High-resolution digital pathology images can weigh up to 1GB. Loaded with information on the patient’s clinical situation, these pictures are a goldmine for investigation and can help tailor treatment to each patient. Digital pathology image analysis already helps quantify biomarkers for cancer treatment and could soon enable to detect tumor areas just like mammography, according to Marcial García Rojo, director of the pathology department at General Hospital (GH) Jerez de la Frontera in Cadiz, Spain. “Microscope images already enable to identify suspicious areas. The big plus is efficiency; image analysis saves us a lot of time,” he said.
These possibilities trigger a growing need for images. But as more and more pictures are generated, they occupy more and more space and current storage systems offered by the industry are unsustainable, Rojo believes. “For example our team generates about 150 digital slides a day. 150GB of images multiplied by 200 working days a year, that’s about 20TB of information volume per year. It’s impossible to sustain this rhythm much longer if we can’t find cheaper storing solutions. Besides manufacturers only reduce the size of images from 1GB to 800MB without losing important information; that’s good but insufficient,” he said.
Rojo, a pathologist who trained in medical IT extensively, has been working on digital pathology scanners since 2005. He now focuses on transforming pathology images to DICOM to move them onto standardized DICOM servers and repositories, one of the best options to reduce space and costs. “Images generated with DICOM can be even smaller than those generated in owner format,” he explained ahead of his talk about standardization in pathology with DICOM and IHE.
Following the radiology example, pathologists can store images in a dedicated picture archiving computer system (PACS). They can also save images on discs and films, a slower but significantly cheaper alternative. “The point is to use something that is economically relevant to store the huge amount of information and images we need today,” he said.
Pathologists can also use low cost vendor-neutral archive (VNA) systems to store images in a repository cheaper than the one used for radiology images. Several companies, including Agfa HealthCare, Carestream Health, GE Healthcare and Merge Healthcare, now offer VNA products either in-house or through acquisitions.
The point is to use something that is economically relevant to store the huge amount of information and images we need today,Dr. Marcial García Rojo
Another possibility is to erase the images after a given period of time. Pictures do not need to be saved forever; the paraffin block, from which images and slices can be generated anytime, always remains as a back up for future investigation in molecular pathology or genomics.
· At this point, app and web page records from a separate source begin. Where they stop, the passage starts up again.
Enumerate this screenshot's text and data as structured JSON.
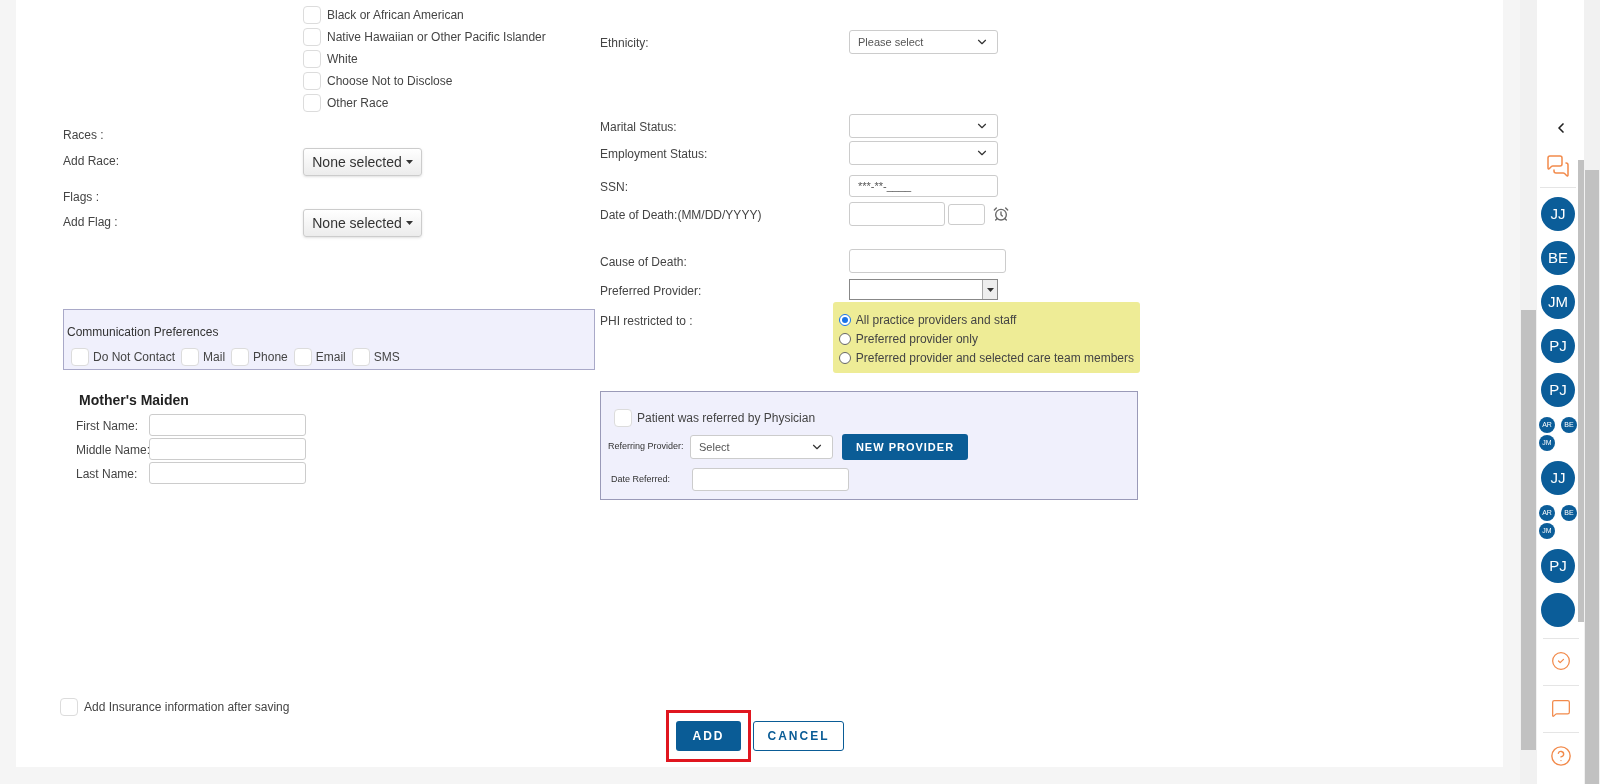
{
  "races": [
    {
      "label": "Black or African American",
      "checked": false
    },
    {
      "label": "Native Hawaiian or Other Pacific Islander",
      "checked": false
    },
    {
      "label": "White",
      "checked": false
    },
    {
      "label": "Choose Not to Disclose",
      "checked": false
    },
    {
      "label": "Other Race",
      "checked": false
    }
  ],
  "races_label": "Races :",
  "add_race": {
    "label": "Add Race:",
    "value": "None selected"
  },
  "flags_label": "Flags :",
  "add_flag": {
    "label": "Add Flag :",
    "value": "None selected"
  },
  "communication": {
    "title": "Communication Preferences",
    "options": [
      {
        "label": "Do Not Contact",
        "checked": false
      },
      {
        "label": "Mail",
        "checked": false
      },
      {
        "label": "Phone",
        "checked": false
      },
      {
        "label": "Email",
        "checked": false
      },
      {
        "label": "SMS",
        "checked": false
      }
    ]
  },
  "mothers_maiden": {
    "title": "Mother's Maiden",
    "fields": [
      {
        "label": "First Name:"
      },
      {
        "label": "Middle Name:"
      },
      {
        "label": "Last Name:"
      }
    ]
  },
  "ethnicity": {
    "label": "Ethnicity:",
    "value": "Please select"
  },
  "marital_status": {
    "label": "Marital Status:"
  },
  "employment_status": {
    "label": "Employment Status:"
  },
  "ssn": {
    "label": "SSN:",
    "value": "***-**-____"
  },
  "date_of_death": {
    "label": "Date of Death:(MM/DD/YYYY)"
  },
  "cause_of_death": {
    "label": "Cause of Death:"
  },
  "preferred_provider": {
    "label": "Preferred Provider:"
  },
  "phi": {
    "label": "PHI restricted to :",
    "options": [
      {
        "label": "All practice providers and staff",
        "selected": true
      },
      {
        "label": "Preferred provider only",
        "selected": false
      },
      {
        "label": "Preferred provider and selected care team members",
        "selected": false
      }
    ]
  },
  "referral": {
    "checkbox": {
      "label": "Patient was referred by Physician",
      "checked": false
    },
    "provider_label": "Referring Provider:",
    "provider_value": "Select",
    "new_provider": "NEW PROVIDER",
    "date_label": "Date Referred:"
  },
  "insurance": {
    "label": "Add Insurance information after saving",
    "checked": false
  },
  "buttons": {
    "add": "ADD",
    "cancel": "CANCEL"
  },
  "sidebar": {
    "avatars": [
      {
        "kind": "single",
        "initials": [
          "JJ"
        ]
      },
      {
        "kind": "single",
        "initials": [
          "BE"
        ]
      },
      {
        "kind": "single",
        "initials": [
          "JM"
        ]
      },
      {
        "kind": "single",
        "initials": [
          "PJ"
        ]
      },
      {
        "kind": "single",
        "initials": [
          "PJ"
        ]
      },
      {
        "kind": "group",
        "initials": [
          "AR",
          "BE",
          "JM"
        ]
      },
      {
        "kind": "single",
        "initials": [
          "JJ"
        ]
      },
      {
        "kind": "group",
        "initials": [
          "AR",
          "BE",
          "JM"
        ]
      },
      {
        "kind": "single",
        "initials": [
          "PJ"
        ]
      },
      {
        "kind": "cut"
      }
    ]
  }
}
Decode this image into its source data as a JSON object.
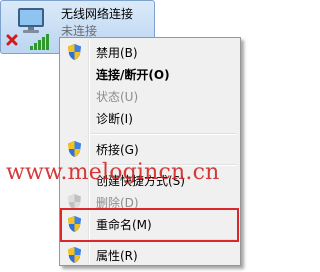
{
  "connection": {
    "name": "无线网络连接",
    "status": "未连接"
  },
  "menu": {
    "items": [
      {
        "label": "禁用(B)",
        "icon": "shield-icon"
      },
      {
        "label": "连接/断开(O)",
        "bold": true
      },
      {
        "label": "状态(U)",
        "disabled": true
      },
      {
        "label": "诊断(I)"
      },
      {
        "label": "桥接(G)",
        "icon": "shield-icon"
      },
      {
        "label": "创建快捷方式(S)"
      },
      {
        "label": "删除(D)",
        "icon": "shield-icon",
        "disabled": true
      },
      {
        "label": "重命名(M)",
        "icon": "shield-icon"
      },
      {
        "label": "属性(R)",
        "icon": "shield-icon"
      }
    ]
  },
  "watermark": "www.melogincn.cn",
  "colors": {
    "tile_bg": "#c9def5",
    "highlight": "#d9282a",
    "watermark": "#d12a2a"
  }
}
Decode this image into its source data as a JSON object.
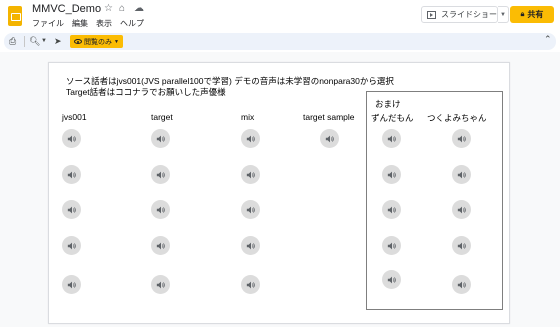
{
  "app": {
    "doc_title": "MMVC_Demo",
    "menu": [
      "ファイル",
      "編集",
      "表示",
      "ヘルプ"
    ],
    "slideshow_label": "スライドショー",
    "share_label": "共有",
    "view_only_label": "閲覧のみ"
  },
  "slide": {
    "title_line1": "ソース話者はjvs001(JVS parallel100で学習) デモの音声は未学習のnonpara30から選択",
    "title_line2": "Target話者はココナラでお願いした声優様",
    "bonus_label": "おまけ",
    "columns": [
      {
        "label": "jvs001",
        "clips": 5
      },
      {
        "label": "target",
        "clips": 5
      },
      {
        "label": "mix",
        "clips": 5
      },
      {
        "label": "target sample",
        "clips": 1
      },
      {
        "label": "ずんだもん",
        "clips": 5
      },
      {
        "label": "つくよみちゃん",
        "clips": 5
      }
    ]
  },
  "colors": {
    "brand_yellow": "#fbbc04",
    "toolbar_bg": "#edf2fa",
    "audio_button": "#dcdcdc",
    "speaker_icon": "#5f6368"
  }
}
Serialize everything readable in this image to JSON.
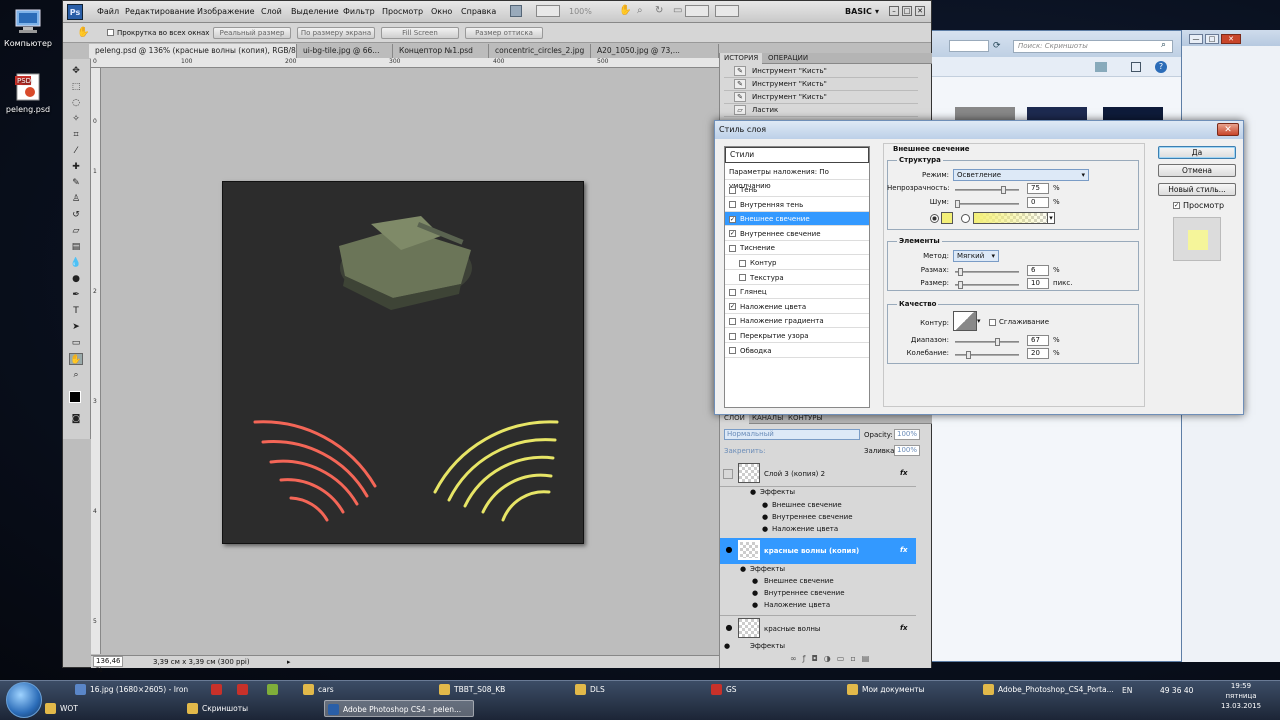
{
  "desktop": {
    "icons": [
      {
        "label": "Компьютер",
        "icon": "computer-icon"
      },
      {
        "label": "peleng.psd",
        "icon": "psd-file-icon"
      }
    ]
  },
  "photoshop": {
    "logo": "Ps",
    "menu": [
      "Файл",
      "Редактирование",
      "Изображение",
      "Слой",
      "Выделение",
      "Фильтр",
      "Просмотр",
      "Окно",
      "Справка"
    ],
    "zoom_display": "100%",
    "workspace": "BASIC",
    "options": {
      "scroll_all_label": "Прокрутка во всех окнах",
      "buttons": [
        "Реальный размер",
        "По размеру экрана",
        "Fill Screen",
        "Размер оттиска"
      ]
    },
    "tabs": [
      "peleng.psd @ 136% (красные волны (копия), RGB/8) *",
      "ui-bg-tile.jpg @ 66...",
      "Концептор №1.psd",
      "concentric_circles_2.jpg",
      "A20_1050.jpg @ 73,..."
    ],
    "ruler_top": [
      "0",
      "100",
      "200",
      "300",
      "400",
      "500",
      "600",
      "700",
      "800",
      "900",
      "1000"
    ],
    "ruler_left": [
      "0",
      "1",
      "2",
      "3",
      "4",
      "5",
      "6",
      "7",
      "8",
      "9"
    ],
    "status": {
      "zoom": "136,46 %",
      "doc_info": "3,39 см x 3,39 см (300 ppi)"
    }
  },
  "history_panel": {
    "tabs": [
      "ИСТОРИЯ",
      "ОПЕРАЦИИ"
    ],
    "items": [
      "Инструмент \"Кисть\"",
      "Инструмент \"Кисть\"",
      "Инструмент \"Кисть\"",
      "Ластик"
    ]
  },
  "layers_panel": {
    "tabs": [
      "СЛОИ",
      "КАНАЛЫ",
      "КОНТУРЫ"
    ],
    "blend_mode": "Нормальный",
    "opacity_label": "Opacity:",
    "opacity_value": "100%",
    "lock_label": "Закрепить:",
    "fill_label": "Заливка:",
    "fill_value": "100%",
    "layers": [
      {
        "name": "Слой 3 (копия) 2",
        "fx": "fx",
        "effects_label": "Эффекты",
        "effects": [
          "Внешнее свечение",
          "Внутреннее свечение",
          "Наложение цвета"
        ]
      },
      {
        "name": "красные волны (копия)",
        "fx": "fx",
        "effects_label": "Эффекты",
        "effects": [
          "Внешнее свечение",
          "Внутреннее свечение",
          "Наложение цвета"
        ]
      },
      {
        "name": "красные волны",
        "fx": "fx",
        "effects_label": "Эффекты",
        "effects": []
      }
    ]
  },
  "dialog": {
    "title": "Стиль слоя",
    "close": "✕",
    "styles_header": "Стили",
    "blend_options": "Параметры наложения: По умолчанию",
    "styles": [
      {
        "label": "Тень",
        "checked": false
      },
      {
        "label": "Внутренняя тень",
        "checked": false
      },
      {
        "label": "Внешнее свечение",
        "checked": true
      },
      {
        "label": "Внутреннее свечение",
        "checked": true
      },
      {
        "label": "Тиснение",
        "checked": false
      },
      {
        "label": "Контур",
        "checked": false
      },
      {
        "label": "Текстура",
        "checked": false
      },
      {
        "label": "Глянец",
        "checked": false
      },
      {
        "label": "Наложение цвета",
        "checked": true
      },
      {
        "label": "Наложение градиента",
        "checked": false
      },
      {
        "label": "Перекрытие узора",
        "checked": false
      },
      {
        "label": "Обводка",
        "checked": false
      }
    ],
    "section_title": "Внешнее свечение",
    "structure": {
      "title": "Структура",
      "mode_label": "Режим:",
      "mode_value": "Осветление",
      "opacity_label": "Непрозрачность:",
      "opacity_value": "75",
      "noise_label": "Шум:",
      "noise_value": "0",
      "pct": "%",
      "glow_color": "#f4f078"
    },
    "elements": {
      "title": "Элементы",
      "method_label": "Метод:",
      "method_value": "Мягкий",
      "spread_label": "Размах:",
      "spread_value": "6",
      "size_label": "Размер:",
      "size_value": "10",
      "size_unit": "пикс."
    },
    "quality": {
      "title": "Качество",
      "contour_label": "Контур:",
      "smooth_label": "Сглаживание",
      "range_label": "Диапазон:",
      "range_value": "67",
      "jitter_label": "Колебание:",
      "jitter_value": "20"
    },
    "buttons": {
      "ok": "Да",
      "cancel": "Отмена",
      "new_style": "Новый стиль..."
    },
    "preview_label": "Просмотр",
    "preview_color": "#f5f59a"
  },
  "explorer": {
    "search_placeholder": "Поиск: Скриншоты"
  },
  "taskbar": {
    "row1": [
      {
        "label": "16.jpg (1680×2605) - Iron",
        "color": "#5a86c8"
      },
      {
        "label": "",
        "color": "#c8312a"
      },
      {
        "label": "",
        "color": "#c8312a"
      },
      {
        "label": "",
        "color": "#7fae3a"
      },
      {
        "label": "cars",
        "color": "#e2b94a"
      },
      {
        "label": "TBBT_S08_KB",
        "color": "#e2b94a"
      },
      {
        "label": "DLS",
        "color": "#e2b94a"
      },
      {
        "label": "GS",
        "color": "#c8312a"
      },
      {
        "label": "Мои документы",
        "color": "#e2b94a"
      },
      {
        "label": "Adobe_Photoshop_CS4_Porta...",
        "color": "#e2b94a"
      }
    ],
    "row2": [
      {
        "label": "WOT",
        "color": "#e2b94a"
      },
      {
        "label": "Скриншоты",
        "color": "#e2b94a"
      },
      {
        "label": "Adobe Photoshop CS4 - pelen...",
        "color": "#2a5fa8",
        "active": true
      }
    ],
    "lang": "EN",
    "tray": "49 36 40",
    "time": "19:59",
    "day": "пятница",
    "date": "13.03.2015"
  }
}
25 public hospitals are equipped with digital pathology scanners in Spain, but only five use them in clinical practice: GH Jerez de la Frontera, University Hospital Arnau de Vilanova in Lerida, University Hospital in Ciudad Real, and Barcelona’s Del Mar Hospital and University Hospital Clínic. The latter leads the way with up to 300 preparations a day. Several digitalization projects for private clinical practice are underway across Spain. Santa Lucia University Hospital in Murcia offers telepathology services to the rest of the country.
“Spanish digital pathology is doing well. Almost every pathology department now digitalizes preparations. Sweden, Norway and the Netherlands are still leaders in clinical practice, but the situation across Europe is very irregular. We’re doing what we can to stay ahead of the curve,” Rojo said.
Dr. Marcial García Rojo is director of the pathology department at Hospital de Jerez de la Frontera in Cádiz, Spain. From 2009 to 2013 he was head of the pathology department at Ciudad Real University Hospital and associate professor of pathology at the Medical School of Castilla-La Mancha University. He is president of the Ibero-American Association for Telemedicine and Telehealth (IATT) for the term 2015 -2017. He is also vice-president of the Spanish Society of Health Informatics (SEIS), Spanish representative on the International Medical Informatics Association (IMIA) board and past-president of the Internet Association for Biomedical Sciences (INABIS).
He is collaborating as a researcher in European projects on digital pathology such as AIDPATH (Academia and Industry Collaboration for Digital Pathology). His main research areas are medical informatics standards in digital pathology and molecular pathology.